Evadne introduces Kingsley to the world of the demi-monde, which is not merely the world of thieves and whores, but is another, unseen, semi-magical layer of society. I was getting very strong Neverwhere (Neil Gaiman) vibes long before Pryor introduced the floating market. As London is so old and complex, with existing Roman structures below ground to this day, it is a fitting location for stories of two worlds co-existing mysteriously.
Steampunk-esque is a reasonable description of this novel; while not truly fitting the steampunk genre, Pryor toys around with steampunk-like themes and gadgetry. It appears most genuine steampunk is based on ‘what if [insert technological change here]’ – for example, what if the Babbage engine was successfully built? Or what if other semi-feasible technological developments were made in the nineteenth century, usually based on cogs, gears and fuelled with coal? Pryor has changed the technology of the era without extending his world-building to this extent. For example, an automobile in 1908 races away from Neanderthals chasing it on foot, whereas real automobiles in that era were slow. If I remember correctly, in this era someone had to walk in front of the car with a flag to ensure no-one was hit in spite of cars being slow and cumbersome.

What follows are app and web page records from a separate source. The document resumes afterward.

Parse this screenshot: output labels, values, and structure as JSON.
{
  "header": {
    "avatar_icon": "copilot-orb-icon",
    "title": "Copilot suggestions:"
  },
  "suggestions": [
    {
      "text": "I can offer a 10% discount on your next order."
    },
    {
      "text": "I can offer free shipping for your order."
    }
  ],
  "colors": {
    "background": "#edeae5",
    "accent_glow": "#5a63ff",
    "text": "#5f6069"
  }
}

Evadne wears spectacles that look not unlike tinted modern-day spectacles, however she adjusts her spectacles at the side or bridge of the nose to give herself night vision, enlargement or alter light settings. This kind of technology does not exist today, so at the very least Evadne should be wearing goggles with greater limitations instead of spectacles. The Extraordinaires is not strictly speaking steampunk with this kind of technological mish-mash, but adding in a hint of magic and time travel and it all works quite well, partly because The Extraordinaires doesn’t take itself too seriously.

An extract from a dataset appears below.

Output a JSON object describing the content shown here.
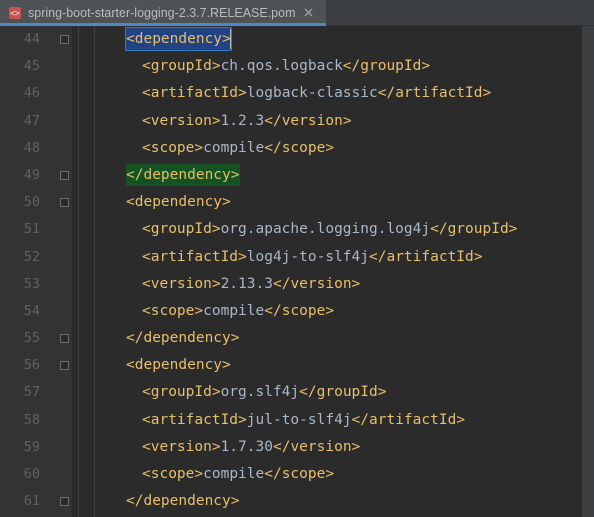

Evadne herself is fairly unique. Evadne is an albino with pink eyes. It is highly unusual for human albinos to have pink eyes – we walk among you unnoticed due to our lack of pink eyes. Pryor has obviously done some research into albinism, and either chosen to ignore some of the worst aspects of albinism for the benefit of the story or, due to lack of understanding of the condition, has glossed over some aspects. I am pleased that the albino is neither a villain nor mentally ill or socially repellent in some way. Various forms of entertainment have almost universally represented albinos in a very negative light; Luna Lovegood, the kooky yet intelligent and loyal friend of Harry Potter, is the previously most positive albino role model of which I am aware. Representations of albinos are so universally negative that there is even a lobby group whose goal is to lobby creators into representing albinos in a better light. Pryor has written an albino protagonist who is active, incredibly intelligent and creative as well as the gorgeous love interest of the male protagonist.
Evadne and Kingsley are developed as characters in a tone not unlike Jane Austen, with inferences and humorous patter implying developments rather than bludgeoning the reader. Dr Ward remains a somewhat aloof character with secrets to be revealed, while Kipling becomes an interested ally. The Immortals and the Neanderthals make good villains, providing both black & white and shades of grey. The Extraordinaires is a light, fun read racing along with some thought to the two eras in which it was set. Highly recommended for teens and young adults and the young at heart.